The ascendance of the Internet and the abundance of video-capable, network-connected devices have effected major changes in content production, distribution and consumption. It is now clear that the future of content services lies in understanding the new Engagement Model. Two operators who seem to have figured it out are Orange France, and Comcast.
TV and video services are no longer about subscriber ownership. In such a competitive landscape, one cannot hope to capture subscribers, only captivate them with compelling and high-quality content. The integrity of the content must be secured, the business model easy to understand and, today more than ever, the User Experience must be satisfying, efficient, attractive and unique. It’s not about how many subscribers you have, but how well you engage them. To that end, Orange combined all their Pay TV “silos” (over ADSL, fiber and hybrid satellite/IP) on a single platform, dubbed NewTV, to allow them to unify the experience and increase the speed in which they could innovate and compete. At the same time, Comcast set out to unify their customer experience via their X1 platform, switching to an IP-based service platform for similar reasons.
Today’s consumers want unrestricted access to the content they find valuable. To achieve this ‘simplicity’ requires a complex, high-performance system that approves authorized viewing as swiftly as it quashes un-authorized access. From a user’s perspective, clumsy navigation is intolerable. Intelligent discovery is expected, personalization is taken for granted and ‘Click for more’ has become second-nature. As a service provider, you can survive if you’ve got exclusivity of content or territory; that survival will be short-lived if you don’t evolve (ignore Netflix’s inexorable international expansion at your own risk).
Comcast have worked tirelessly to add more multi-screen content to their TV Everywhere platform, adding them to their unique X1 multi-screen experience. For a legitimate quad-play operator such as Orange, the priority was to improve the User Experience, adding personalized recommendations and extending the TV service to mobile devices (and their 27M mobile subs).
Engagement means providing the means for consumers to interact; to share, binge, rewind and relive the content. It means allowing each individual the interactions they value. It means allowing consumers to immerse themselves in content by providing them with enrichment around the celebrities, content and topics they are interested in. By creating engaging experiences, service providers can also facilitate a better quality of engagement between brands and the audiences that they covet, creating value for both sides (as well as a lucrative revenue stream). Comcast has expanded the market reach of their engagement-centric X1 ‘video operating system’; rolling it out across their footprint, licensing it to other MSOs and the proposed TWC acquisition and spinoff. Orange launched a 2nd screen app for Game of Thrones with unique ‘deep-dive’ enrichment. Both operators have realized the importance of ensuring their unique experience speaks for itself and encourages users to spend more time immersing them in their world of content, rather than someone else’s.

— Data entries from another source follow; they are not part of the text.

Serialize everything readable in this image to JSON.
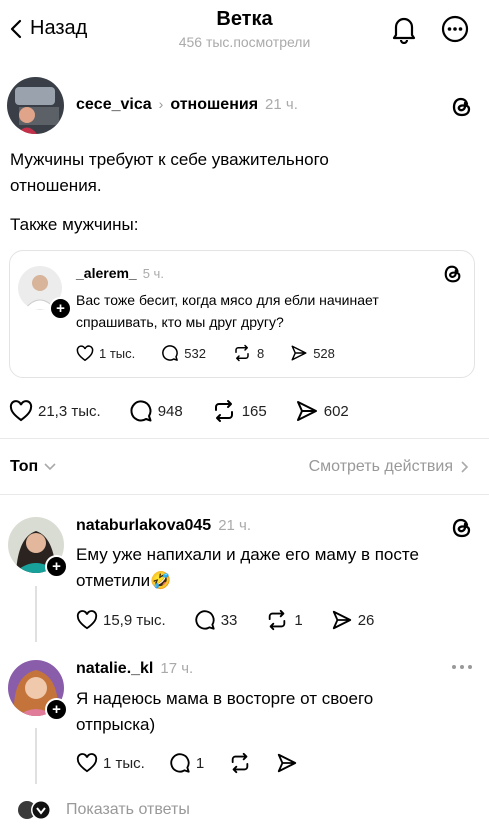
{
  "header": {
    "back_label": "Назад",
    "title": "Ветка",
    "views": "456 тыс.посмотрели"
  },
  "post": {
    "username": "cece_vica",
    "topic": "отношения",
    "time": "21 ч.",
    "text_1": "Мужчины требуют к себе уважительного отношения.",
    "text_2": "Также мужчины:",
    "quote": {
      "username": "_alerem_",
      "time": "5 ч.",
      "text": "Вас тоже бесит, когда мясо для ебли начинает спрашивать, кто мы друг другу?",
      "likes": "1 тыс.",
      "replies": "532",
      "reposts": "8",
      "shares": "528"
    },
    "likes": "21,3 тыс.",
    "replies": "948",
    "reposts": "165",
    "shares": "602"
  },
  "sort": {
    "label": "Топ",
    "activity_link": "Смотреть действия"
  },
  "comments": [
    {
      "username": "nataburlakova045",
      "time": "21 ч.",
      "text": "Ему уже напихали и даже его маму в посте отметили",
      "emoji": "🤣",
      "likes": "15,9 тыс.",
      "replies": "33",
      "reposts": "1",
      "shares": "26"
    },
    {
      "username": "natalie._kl",
      "time": "17 ч.",
      "text": "Я надеюсь мама в восторге от своего отпрыска)",
      "likes": "1 тыс.",
      "replies": "1"
    }
  ],
  "show_replies": "Показать ответы",
  "icons": [
    "chevron-left-icon",
    "bell-icon",
    "more-horizontal-icon",
    "threads-logo-icon",
    "heart-icon",
    "comment-icon",
    "repost-icon",
    "share-icon",
    "chevron-down-icon",
    "chevron-right-icon",
    "plus-icon"
  ]
}
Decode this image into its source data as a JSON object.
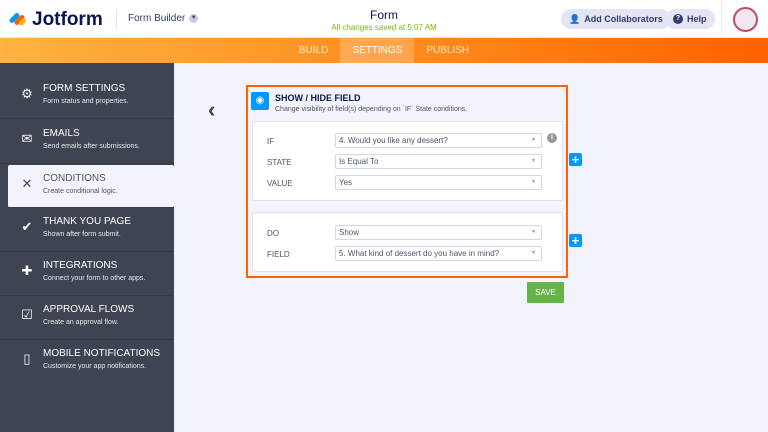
{
  "header": {
    "brand": "Jotform",
    "builder": "Form Builder",
    "title": "Form",
    "saved": "All changes saved at 5:07 AM",
    "collab": "Add Collaborators",
    "help": "Help"
  },
  "nav": {
    "tabs": [
      "BUILD",
      "SETTINGS",
      "PUBLISH"
    ],
    "active": "SETTINGS"
  },
  "sidebar": [
    {
      "title": "FORM SETTINGS",
      "sub": "Form status and properties.",
      "icon": "gear-icon"
    },
    {
      "title": "EMAILS",
      "sub": "Send emails after submissions.",
      "icon": "envelope-icon"
    },
    {
      "title": "CONDITIONS",
      "sub": "Create conditional logic.",
      "icon": "shuffle-icon"
    },
    {
      "title": "THANK YOU PAGE",
      "sub": "Shown after form submit.",
      "icon": "check-circle-icon"
    },
    {
      "title": "INTEGRATIONS",
      "sub": "Connect your form to other apps.",
      "icon": "puzzle-icon"
    },
    {
      "title": "APPROVAL FLOWS",
      "sub": "Create an approval flow.",
      "icon": "approval-icon"
    },
    {
      "title": "MOBILE NOTIFICATIONS",
      "sub": "Customize your app notifications.",
      "icon": "mobile-icon"
    }
  ],
  "panel": {
    "title": "SHOW / HIDE FIELD",
    "subtitle": "Change visibility of field(s) depending on `IF` State conditions.",
    "if_label": "IF",
    "if_value": "4. Would you like any dessert?",
    "state_label": "STATE",
    "state_value": "Is Equal To",
    "value_label": "VALUE",
    "value_value": "Yes",
    "do_label": "DO",
    "do_value": "Show",
    "field_label": "FIELD",
    "field_value": "5. What kind of dessert do you have in mind?",
    "save": "SAVE"
  },
  "colors": {
    "accent": "#ff6100",
    "blue": "#0099ff",
    "save": "#64b448",
    "sidebar": "#3e4451"
  }
}
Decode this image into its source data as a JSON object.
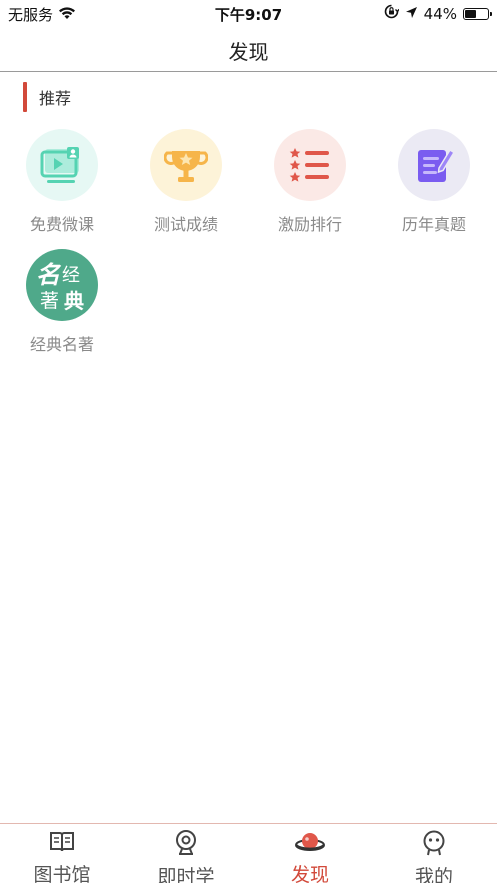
{
  "status": {
    "carrier": "无服务",
    "time": "下午9:07",
    "battery": "44%",
    "battery_level": 0.44,
    "icons": [
      "wifi-icon",
      "orientation-lock-icon",
      "location-arrow-icon",
      "battery-icon"
    ]
  },
  "nav": {
    "title": "发现"
  },
  "section": {
    "title": "推荐",
    "accent": "#d2493a"
  },
  "items": [
    {
      "label": "免费微课",
      "icon": "video-lesson-icon",
      "bg": "#e6f8f4"
    },
    {
      "label": "测试成绩",
      "icon": "trophy-icon",
      "bg": "#fdf3d8"
    },
    {
      "label": "激励排行",
      "icon": "ranking-list-icon",
      "bg": "#fbe9e6"
    },
    {
      "label": "历年真题",
      "icon": "exam-paper-icon",
      "bg": "#ebeaf4"
    },
    {
      "label": "经典名著",
      "icon": "classics-badge-icon",
      "bg": "#4fa98a",
      "badge_text": "名经著典"
    }
  ],
  "tabs": [
    {
      "label": "图书馆",
      "icon": "book-icon"
    },
    {
      "label": "即时学",
      "icon": "webcam-icon"
    },
    {
      "label": "发现",
      "icon": "planet-icon",
      "active": true
    },
    {
      "label": "我的",
      "icon": "profile-face-icon"
    }
  ]
}
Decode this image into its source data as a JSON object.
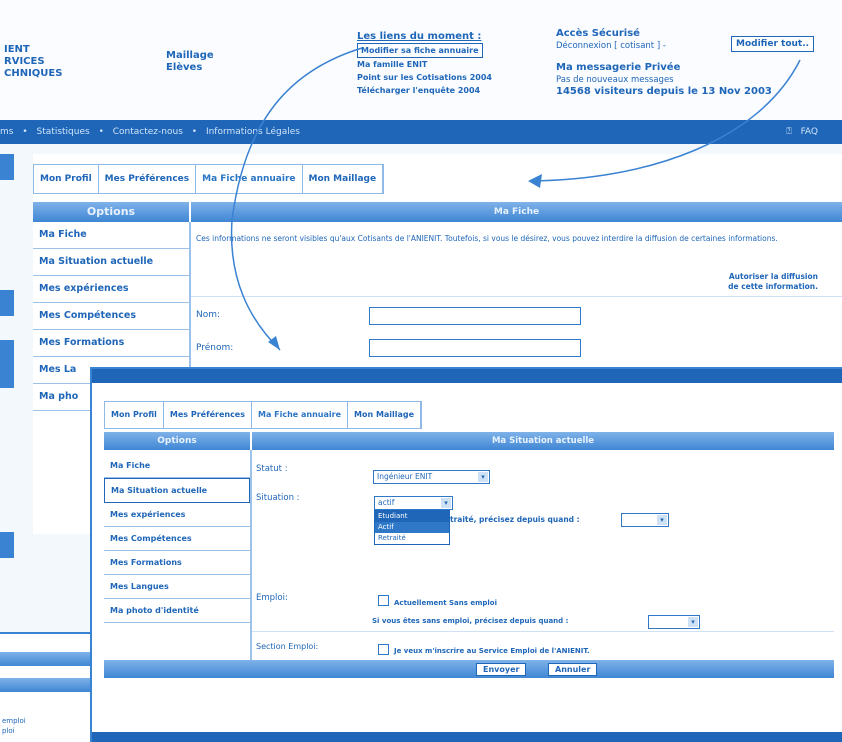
{
  "header": {
    "org_lines": [
      "IENT",
      "RVICES",
      "CHNIQUES"
    ],
    "maillage_lines": [
      "Maillage",
      "Elèves"
    ],
    "links_title": "Les liens du moment :",
    "links": [
      "Modifier sa fiche annuaire",
      "Ma famille ENIT",
      "Point sur les Cotisations 2004",
      "Télécharger l'enquête 2004"
    ],
    "acces_title": "Accès Sécurisé",
    "acces_line": "Déconnexion [ cotisant ] -",
    "modify_all": "Modifier tout..",
    "messagerie_title": "Ma messagerie Privée",
    "messagerie_status": "Pas de nouveaux messages",
    "visitors": "14568 visiteurs depuis le 13 Nov 2003"
  },
  "navbar": {
    "items": [
      "ms",
      "Statistiques",
      "Contactez-nous",
      "Informations Légales"
    ],
    "faq": "FAQ"
  },
  "screen1": {
    "tabs": [
      "Mon Profil",
      "Mes Préférences",
      "Ma Fiche annuaire",
      "Mon Maillage"
    ],
    "options_title": "Options",
    "options": [
      "Ma Fiche",
      "Ma Situation actuelle",
      "Mes expériences",
      "Mes Compétences",
      "Mes Formations",
      "Mes La",
      "Ma pho"
    ],
    "main_title": "Ma Fiche",
    "info_text": "Ces informations ne seront visibles qu'aux Cotisants de l'ANIENIT. Toutefois, si vous le désirez, vous pouvez interdire la diffusion de certaines informations.",
    "autoriser_lines": [
      "Autoriser la diffusion",
      "de cette information."
    ],
    "fields": [
      "Nom:",
      "Prénom:"
    ]
  },
  "screen2": {
    "tabs": [
      "Mon Profil",
      "Mes Préférences",
      "Ma Fiche annuaire",
      "Mon Maillage"
    ],
    "options_title": "Options",
    "options": [
      "Ma Fiche",
      "Ma Situation actuelle",
      "Mes expériences",
      "Mes Compétences",
      "Mes Formations",
      "Mes Langues",
      "Ma photo d'identité"
    ],
    "main_title": "Ma Situation actuelle",
    "statut_label": "Statut :",
    "statut_value": "Ingénieur ENIT",
    "situation_label": "Situation :",
    "situation_value": "actif",
    "situation_options": [
      "Etudiant",
      "Actif",
      "Retraité"
    ],
    "retraite_text": "traité, précisez depuis quand :",
    "emploi_label": "Emploi:",
    "emploi_checkbox": "Actuellement Sans emploi",
    "emploi_note": "Si vous êtes sans emploi, précisez depuis quand :",
    "section_label": "Section Emploi:",
    "section_checkbox": "Je veux m'inscrire au Service Emploi de l'ANIENIT.",
    "submit": "Envoyer",
    "cancel": "Annuler"
  },
  "screen3": {
    "lines": [
      "emploi",
      "ploi"
    ]
  },
  "colors": {
    "primary": "#1f66b8",
    "accent": "#3a82d2",
    "background": "#f3f8fd"
  }
}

As the demand for TV content continues to rise, the revolution in content consumption dictates that service providers need to implement a new model in order to be able to capitalize on it and stay attractive and relevant for their subscribers.
So, bottom line, are we bearing good, or bad news for the industry? A bit of both, is my answer; if you’re a Pay TV operator, strap yourself for a wild ride. At the end of the journey you’ll see: TV isn’t going anywhere. And what about online content providers? The good news is that the growth isn’t expected to slow down any time soon (See Netflix’s Q4 results). But competition from old school players -and new entrants alike, is defiantly going to intensify.
This article was originally published in The Era of Multiscreen and OTT Edition of NexTV Magazine 2014